The first type of problem we’ll solve is a business-related one involving **maximizing profits**. Regardless of the type of problem you’re solving, always consider the following steps when determining an algebraic solution:

- Define your variables.
- Write an equation to model the situation.
- Simplify the equation, if necessary.
- Solve the equation using an appropriate method.
- Consider the allowable values of the unknown. Reject a solution if necessary, providing an
- appropriate reason.
- Provide a concluding statement, answering the original question.

Now notice how these steps are applied to the question below:

- Another business application problem can be watched here.

In the next problem, you’ll learn how to write a quadratic expression to model a rectangular area. This is a common question used by teachers for this grade level!

Another common application problem is one involving an object moving at a **parabolic trajectory**, such as a rock thrown off a cliff or a ball kicked into the air. In case you come across something like that, here’s how you can solve it:

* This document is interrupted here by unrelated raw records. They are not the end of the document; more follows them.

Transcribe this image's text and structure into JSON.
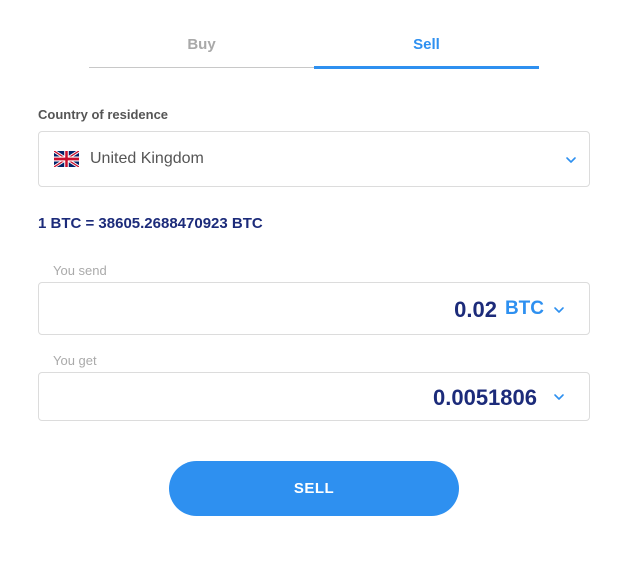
{
  "tabs": [
    {
      "label": "Buy",
      "active": false
    },
    {
      "label": "Sell",
      "active": true
    }
  ],
  "country": {
    "label": "Country of residence",
    "selected": "United Kingdom",
    "flag_icon": "uk-flag-icon"
  },
  "rate": "1 BTC = 38605.2688470923 BTC",
  "send": {
    "label": "You send",
    "value": "0.02",
    "currency": "BTC"
  },
  "get": {
    "label": "You get",
    "value": "0.0051806",
    "currency": ""
  },
  "action": {
    "label": "SELL"
  },
  "colors": {
    "accent": "#2e90f0",
    "amount_text": "#1c2b7a",
    "inactive_tab": "#a9a9a9"
  }
}
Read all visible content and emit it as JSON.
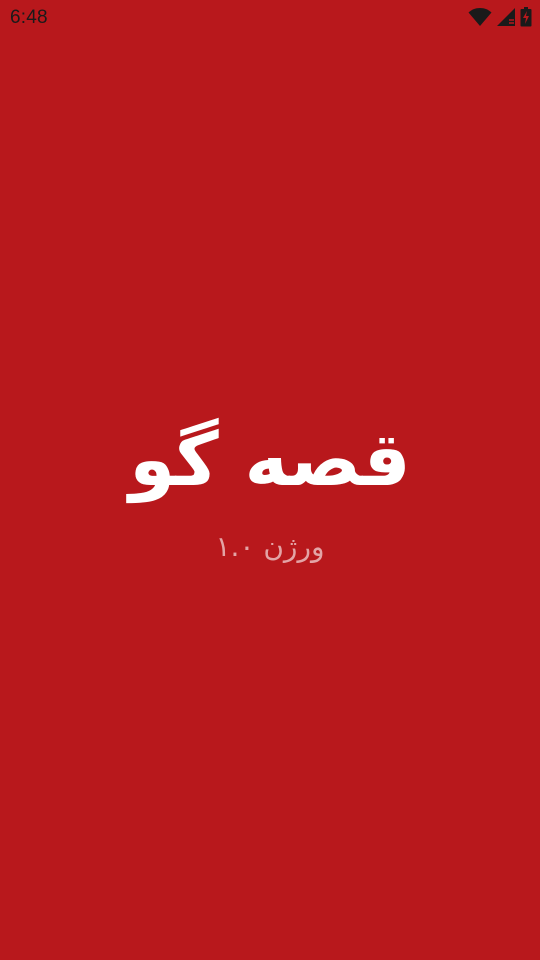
{
  "status_bar": {
    "time": "6:48",
    "icons": [
      "wifi-icon",
      "cellular-signal-icon",
      "battery-charging-icon"
    ]
  },
  "splash": {
    "title": "قصه گو",
    "version": "ورژن ۱.۰"
  },
  "colors": {
    "background": "#b8181c",
    "title": "#ffffff",
    "version_text": "#e3a4a6",
    "status_icons": "#1a1a1a"
  }
}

By now, you should have developed an appreciation towards the versatility of using quadratic equations to solve real-life problems. If you’d like more examples, I have compiled a list of video links below which you can watch to further your understanding.